What you need to do:
How many lines in the entries below include the word "time"? Respond with the number only.

(Recorded data begins)

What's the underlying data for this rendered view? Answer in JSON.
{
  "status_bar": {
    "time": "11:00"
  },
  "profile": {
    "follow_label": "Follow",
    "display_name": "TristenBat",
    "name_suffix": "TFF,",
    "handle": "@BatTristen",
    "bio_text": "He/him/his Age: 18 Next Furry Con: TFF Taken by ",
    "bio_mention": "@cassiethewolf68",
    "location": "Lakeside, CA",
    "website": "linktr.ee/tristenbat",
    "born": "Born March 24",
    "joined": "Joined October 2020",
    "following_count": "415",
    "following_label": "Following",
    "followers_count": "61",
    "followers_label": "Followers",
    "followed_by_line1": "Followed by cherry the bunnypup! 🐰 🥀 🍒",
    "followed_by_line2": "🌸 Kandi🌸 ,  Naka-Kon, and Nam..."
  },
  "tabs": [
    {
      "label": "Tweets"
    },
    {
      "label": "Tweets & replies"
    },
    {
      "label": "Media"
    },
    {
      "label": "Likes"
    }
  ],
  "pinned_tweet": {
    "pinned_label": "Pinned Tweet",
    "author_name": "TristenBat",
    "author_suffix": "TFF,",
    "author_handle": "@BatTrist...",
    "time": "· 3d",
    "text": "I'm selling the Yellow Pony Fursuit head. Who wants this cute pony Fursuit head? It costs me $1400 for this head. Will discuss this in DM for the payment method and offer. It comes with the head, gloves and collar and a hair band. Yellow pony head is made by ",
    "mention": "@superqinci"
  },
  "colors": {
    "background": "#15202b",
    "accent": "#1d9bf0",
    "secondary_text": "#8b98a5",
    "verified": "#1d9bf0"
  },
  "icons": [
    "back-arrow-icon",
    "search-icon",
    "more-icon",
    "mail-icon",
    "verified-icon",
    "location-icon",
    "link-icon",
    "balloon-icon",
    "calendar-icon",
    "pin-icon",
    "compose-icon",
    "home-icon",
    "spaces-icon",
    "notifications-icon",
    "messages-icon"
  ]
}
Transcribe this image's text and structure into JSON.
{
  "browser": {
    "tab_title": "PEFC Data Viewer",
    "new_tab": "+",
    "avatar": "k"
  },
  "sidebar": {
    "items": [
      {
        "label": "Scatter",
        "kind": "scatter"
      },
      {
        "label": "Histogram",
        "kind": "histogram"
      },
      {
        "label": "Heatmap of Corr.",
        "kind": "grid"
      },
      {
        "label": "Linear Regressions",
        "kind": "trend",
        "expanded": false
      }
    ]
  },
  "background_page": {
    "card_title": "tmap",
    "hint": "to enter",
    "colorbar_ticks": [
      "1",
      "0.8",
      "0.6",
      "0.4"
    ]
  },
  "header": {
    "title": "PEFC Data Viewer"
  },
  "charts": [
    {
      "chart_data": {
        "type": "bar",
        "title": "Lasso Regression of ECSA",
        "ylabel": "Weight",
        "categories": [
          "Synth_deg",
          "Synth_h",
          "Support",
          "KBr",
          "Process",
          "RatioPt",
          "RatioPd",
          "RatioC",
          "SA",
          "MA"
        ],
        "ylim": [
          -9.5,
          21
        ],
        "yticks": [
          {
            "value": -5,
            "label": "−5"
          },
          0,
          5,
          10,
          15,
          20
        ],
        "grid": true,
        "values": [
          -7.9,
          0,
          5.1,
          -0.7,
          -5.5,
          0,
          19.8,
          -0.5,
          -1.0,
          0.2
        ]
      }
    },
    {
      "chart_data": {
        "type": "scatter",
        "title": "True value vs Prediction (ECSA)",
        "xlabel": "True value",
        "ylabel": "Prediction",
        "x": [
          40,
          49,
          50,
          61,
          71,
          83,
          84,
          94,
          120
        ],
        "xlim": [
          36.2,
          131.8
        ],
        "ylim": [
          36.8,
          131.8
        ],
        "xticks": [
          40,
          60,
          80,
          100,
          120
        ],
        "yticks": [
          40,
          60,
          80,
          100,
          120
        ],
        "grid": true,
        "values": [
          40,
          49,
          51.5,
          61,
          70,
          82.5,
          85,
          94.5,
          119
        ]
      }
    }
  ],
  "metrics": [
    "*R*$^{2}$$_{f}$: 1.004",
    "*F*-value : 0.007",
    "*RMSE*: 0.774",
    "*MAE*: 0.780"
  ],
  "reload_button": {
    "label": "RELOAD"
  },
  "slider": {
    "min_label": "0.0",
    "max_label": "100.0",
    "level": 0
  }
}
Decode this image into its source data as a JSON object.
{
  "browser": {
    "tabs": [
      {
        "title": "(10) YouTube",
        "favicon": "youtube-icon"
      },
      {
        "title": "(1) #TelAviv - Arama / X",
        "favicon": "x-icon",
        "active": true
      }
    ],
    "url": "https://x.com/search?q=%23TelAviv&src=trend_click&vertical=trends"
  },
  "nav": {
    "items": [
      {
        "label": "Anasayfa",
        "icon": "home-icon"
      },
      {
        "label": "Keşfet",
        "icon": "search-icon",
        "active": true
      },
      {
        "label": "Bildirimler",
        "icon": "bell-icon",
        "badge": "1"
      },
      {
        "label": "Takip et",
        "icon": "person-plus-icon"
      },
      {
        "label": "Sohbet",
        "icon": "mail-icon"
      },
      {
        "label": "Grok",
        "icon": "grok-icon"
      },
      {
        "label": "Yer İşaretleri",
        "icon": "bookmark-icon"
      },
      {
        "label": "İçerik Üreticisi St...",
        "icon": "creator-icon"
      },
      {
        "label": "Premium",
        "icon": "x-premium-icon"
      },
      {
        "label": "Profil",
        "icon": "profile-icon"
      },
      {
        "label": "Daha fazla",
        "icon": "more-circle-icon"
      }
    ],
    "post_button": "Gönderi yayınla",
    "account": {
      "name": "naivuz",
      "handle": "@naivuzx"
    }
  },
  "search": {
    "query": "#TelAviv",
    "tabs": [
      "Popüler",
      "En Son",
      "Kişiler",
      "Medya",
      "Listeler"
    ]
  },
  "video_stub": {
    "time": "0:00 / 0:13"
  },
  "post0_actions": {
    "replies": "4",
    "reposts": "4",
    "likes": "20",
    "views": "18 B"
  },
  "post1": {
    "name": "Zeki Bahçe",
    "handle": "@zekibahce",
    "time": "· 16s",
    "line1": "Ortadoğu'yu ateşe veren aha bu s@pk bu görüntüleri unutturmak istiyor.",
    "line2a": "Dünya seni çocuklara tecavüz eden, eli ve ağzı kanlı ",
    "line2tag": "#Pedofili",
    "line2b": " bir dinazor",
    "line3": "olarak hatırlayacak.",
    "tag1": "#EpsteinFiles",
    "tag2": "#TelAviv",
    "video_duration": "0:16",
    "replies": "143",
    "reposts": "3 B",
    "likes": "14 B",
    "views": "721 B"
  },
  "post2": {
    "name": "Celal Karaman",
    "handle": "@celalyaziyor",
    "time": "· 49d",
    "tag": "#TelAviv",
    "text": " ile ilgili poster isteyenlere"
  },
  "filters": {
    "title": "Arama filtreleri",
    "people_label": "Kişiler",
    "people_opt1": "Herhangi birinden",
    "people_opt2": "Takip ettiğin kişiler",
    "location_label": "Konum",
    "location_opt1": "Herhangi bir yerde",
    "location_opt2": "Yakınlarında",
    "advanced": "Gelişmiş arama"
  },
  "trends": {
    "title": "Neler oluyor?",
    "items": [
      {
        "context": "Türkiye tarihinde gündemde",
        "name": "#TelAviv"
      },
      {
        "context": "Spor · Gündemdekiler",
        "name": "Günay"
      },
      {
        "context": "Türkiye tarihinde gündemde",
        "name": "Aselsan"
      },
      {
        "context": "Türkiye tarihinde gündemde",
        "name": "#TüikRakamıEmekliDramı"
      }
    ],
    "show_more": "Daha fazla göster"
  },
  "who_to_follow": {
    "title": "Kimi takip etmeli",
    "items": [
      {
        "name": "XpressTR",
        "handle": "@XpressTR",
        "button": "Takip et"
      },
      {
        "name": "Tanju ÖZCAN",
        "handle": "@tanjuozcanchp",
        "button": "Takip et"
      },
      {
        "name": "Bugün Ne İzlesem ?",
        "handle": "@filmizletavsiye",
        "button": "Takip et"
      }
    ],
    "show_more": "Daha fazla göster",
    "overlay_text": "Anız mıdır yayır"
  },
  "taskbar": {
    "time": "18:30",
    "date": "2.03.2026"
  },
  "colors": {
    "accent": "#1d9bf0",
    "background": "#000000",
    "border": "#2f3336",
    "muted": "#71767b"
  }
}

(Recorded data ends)

Written response:
6